(The $\approx$ symbol means equality modulo eom, i.e. an on-shell equality.)

The infinitesimal global off-shell gauge transformation is

$$ \delta A_{\mu} ~=~0, \qquad \delta\Psi~=~-i\epsilon \Psi, \qquad \delta\overline{\Psi}~=~i\epsilon \overline{\Psi}, $$ $$ \tag{8} \delta\phi~=~-i\epsilon \phi,\qquad \delta\phi^{\dagger}~=~i\epsilon \phi^{\dagger}, \qquad \ldots, \qquad\delta {\cal L} ~=~0, $$

where the infinitesimal parameter $\epsilon$ does not depend on $x$.

The Noether current is the electric $4$-current$^1$

$$ \tag{9} j^{\mu}~=~e\overline{\Psi}\gamma^{\mu}\Psi - ie\{\phi^{\dagger} D^{\mu}\phi-(D^{\mu}\phi)^{\dagger}\phi\}+\ldots. $$

Noether's Theorem is a theorem about classical field theory. It yields an on-shell conservation law

$$ \tag{10} d_{\mu}j^{\mu}~\approx~0.$$

Hence the electric charge

$$\tag{11} Q~=~\int\! d^3x~ j^0$$

is conserved on-shell.

References:

  1. M. Srednicki, QFT.

--

$^1$ Interestingly, the electric $4$-current $j^{\mu}$ depends on the gauge potential $A_{\mu}$ in case of scalar QED matter.

share|improve this answer
    
I'm wondering if PhysiXxx would not prefer to call a "classical" proof a proof with real fields... then without gauge symmetry. I believe in "classical" Maxwell equations the conservation of charge $dQ / dt = 0$ is a postulate, leading to $\partial_{\mu} j^{\mu} = 0$ through integration over a finite volume. –  FraSchelle Mar 24 '13 at 17:26
    
It is true that [Maxwell eqs. $d_{\mu}F^{\mu\nu}=-j^{\nu}$] $\Rightarrow$ [Continuity eq. $d_{\mu}j^{\mu}=0$] $\Rightarrow$ [Electric charge conservation]. However, OP asked specifically to use Noether's (first) theorem in the proof. According to Noether's (first) theorem, we have [global gauge symmetry of the action]$\Rightarrow$ [Electric charge conservation]. –  Qmechanic Apr 24 '13 at 17:19

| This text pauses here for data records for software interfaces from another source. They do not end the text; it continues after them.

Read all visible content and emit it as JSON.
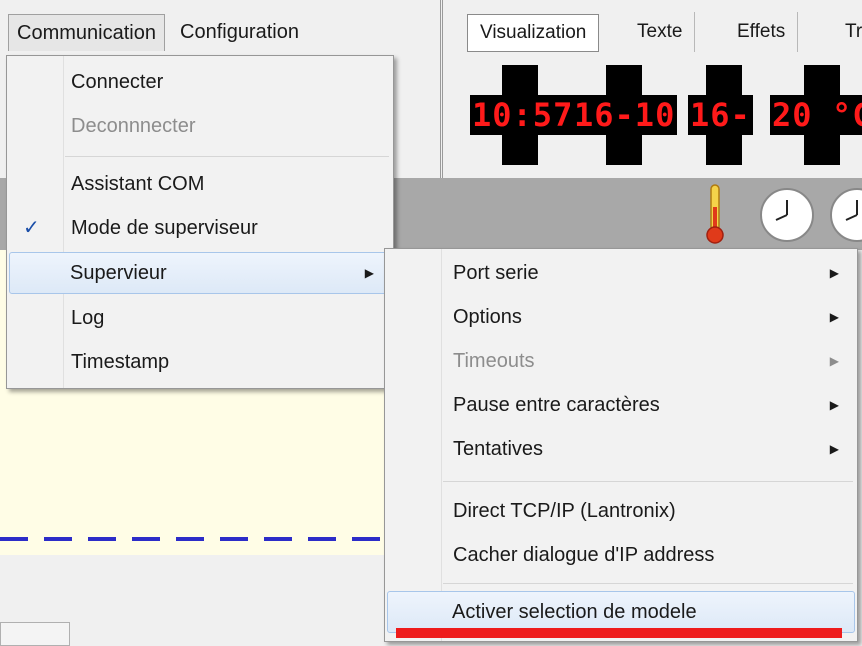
{
  "menubar": {
    "items": [
      {
        "label": "Communication"
      },
      {
        "label": "Configuration"
      }
    ]
  },
  "tabs": [
    {
      "label": "Visualization"
    },
    {
      "label": "Texte"
    },
    {
      "label": "Effets"
    },
    {
      "label": "Tr"
    }
  ],
  "display": {
    "segments": [
      "10:57",
      "16-10",
      "16-",
      "20",
      "°C"
    ]
  },
  "communication_menu": {
    "items": [
      {
        "label": "Connecter",
        "enabled": true
      },
      {
        "label": "Deconnnecter",
        "enabled": false
      },
      {
        "label": "Assistant COM",
        "enabled": true
      },
      {
        "label": "Mode de superviseur",
        "enabled": true,
        "checked": true
      },
      {
        "label": "Supervieur",
        "enabled": true,
        "submenu": true,
        "highlighted": true
      },
      {
        "label": "Log",
        "enabled": true
      },
      {
        "label": "Timestamp",
        "enabled": true
      }
    ],
    "checkmark": "✓"
  },
  "supervieur_submenu": {
    "items": [
      {
        "label": "Port serie",
        "submenu": true,
        "enabled": true
      },
      {
        "label": "Options",
        "submenu": true,
        "enabled": true
      },
      {
        "label": "Timeouts",
        "submenu": true,
        "enabled": false
      },
      {
        "label": "Pause entre caractères",
        "submenu": true,
        "enabled": true
      },
      {
        "label": "Tentatives",
        "submenu": true,
        "enabled": true
      },
      {
        "label": "Direct TCP/IP (Lantronix)",
        "enabled": true
      },
      {
        "label": "Cacher dialogue d'IP address",
        "enabled": true
      },
      {
        "label": "Activer selection de modele",
        "enabled": true,
        "highlighted": true
      }
    ]
  },
  "icons": {
    "submenu_arrow": "▶",
    "thermometer": "thermometer-icon",
    "clock": "clock-icon"
  },
  "colors": {
    "led_text": "#ff1a1a",
    "highlight": "#dde9f7",
    "annotation_underline": "#ee1c1c",
    "dash_line": "#2c2cc8"
  }
}
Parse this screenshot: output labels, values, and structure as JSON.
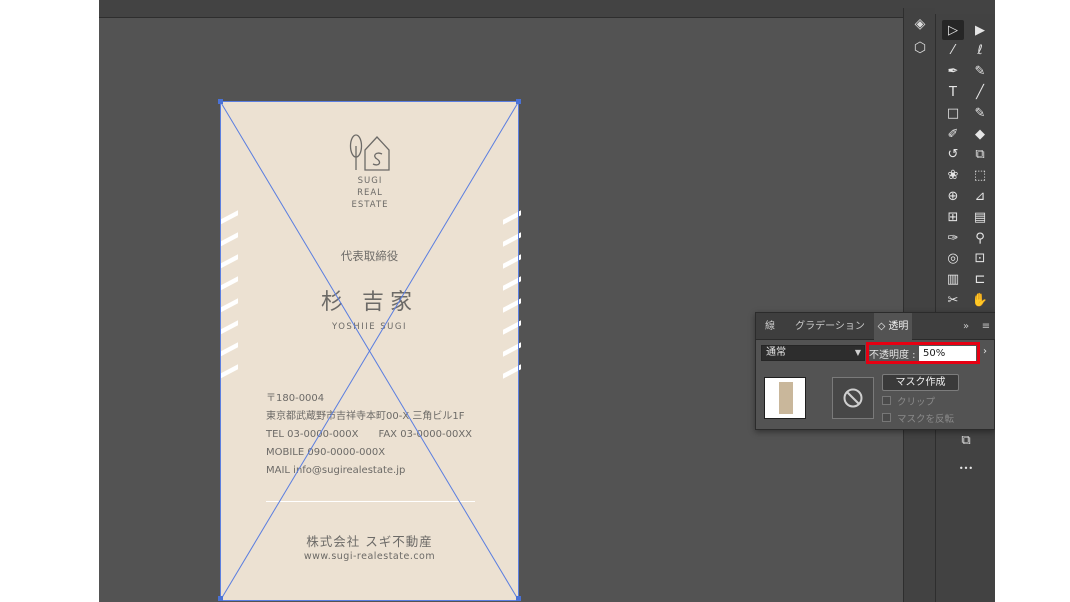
{
  "card": {
    "logo_line1": "SUGI",
    "logo_line2": "REAL",
    "logo_line3": "ESTATE",
    "job_title": "代表取締役",
    "name": "杉 吉家",
    "name_romaji": "YOSHIIE SUGI",
    "address_lines": [
      "〒180-0004",
      "東京都武蔵野市吉祥寺本町00-X 三角ビル1F",
      "TEL 03-0000-000X　　FAX 03-0000-00XX",
      "MOBILE 090-0000-000X",
      "MAIL info@sugirealestate.jp"
    ],
    "company": "株式会社 スギ不動産",
    "url": "www.sugi-realestate.com"
  },
  "panel": {
    "tabs": [
      {
        "label": "線"
      },
      {
        "label": "グラデーション"
      },
      {
        "label": "◇ 透明"
      }
    ],
    "tab_overflow": "»",
    "menu_icon": "≡",
    "blend_mode": "通常",
    "opacity_label": "不透明度 :",
    "opacity_value": "50%",
    "opacity_more": "›",
    "make_mask_label": "マスク作成",
    "clip_label": "クリップ",
    "invert_mask_label": "マスクを反転"
  },
  "toolbar": {
    "tools": [
      {
        "icon": "selection-tool-icon",
        "glyph": "▷"
      },
      {
        "icon": "direct-selection-tool-icon",
        "glyph": "▶"
      },
      {
        "icon": "magic-wand-tool-icon",
        "glyph": "⁄"
      },
      {
        "icon": "lasso-tool-icon",
        "glyph": "ℓ"
      },
      {
        "icon": "pen-tool-icon",
        "glyph": "✒"
      },
      {
        "icon": "curvature-tool-icon",
        "glyph": "✎"
      },
      {
        "icon": "type-tool-icon",
        "glyph": "T"
      },
      {
        "icon": "line-tool-icon",
        "glyph": "╱"
      },
      {
        "icon": "rectangle-tool-icon",
        "glyph": "□"
      },
      {
        "icon": "paintbrush-tool-icon",
        "glyph": "✎"
      },
      {
        "icon": "shaper-tool-icon",
        "glyph": "✐"
      },
      {
        "icon": "eraser-tool-icon",
        "glyph": "◆"
      },
      {
        "icon": "rotate-tool-icon",
        "glyph": "↺"
      },
      {
        "icon": "scale-tool-icon",
        "glyph": "⧉"
      },
      {
        "icon": "warp-tool-icon",
        "glyph": "❀"
      },
      {
        "icon": "free-transform-tool-icon",
        "glyph": "⬚"
      },
      {
        "icon": "shape-builder-tool-icon",
        "glyph": "⊕"
      },
      {
        "icon": "perspective-grid-tool-icon",
        "glyph": "⊿"
      },
      {
        "icon": "mesh-tool-icon",
        "glyph": "⊞"
      },
      {
        "icon": "gradient-tool-icon",
        "glyph": "▤"
      },
      {
        "icon": "eyedropper-tool-icon",
        "glyph": "✑"
      },
      {
        "icon": "measure-tool-icon",
        "glyph": "⚲"
      },
      {
        "icon": "blend-tool-icon",
        "glyph": "◎"
      },
      {
        "icon": "symbol-sprayer-tool-icon",
        "glyph": "⊡"
      },
      {
        "icon": "column-graph-tool-icon",
        "glyph": "▥"
      },
      {
        "icon": "artboard-tool-icon",
        "glyph": "⊏"
      },
      {
        "icon": "slice-tool-icon",
        "glyph": "✂"
      },
      {
        "icon": "hand-tool-icon",
        "glyph": "✋"
      }
    ],
    "more_glyph": "•••",
    "screen_mode_glyph": "⧉"
  },
  "dock": {
    "layers_glyph": "◈",
    "libraries_glyph": "⬡"
  }
}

Your Answer

 
discard

By posting your answer, you agree to the privacy policy and terms of service.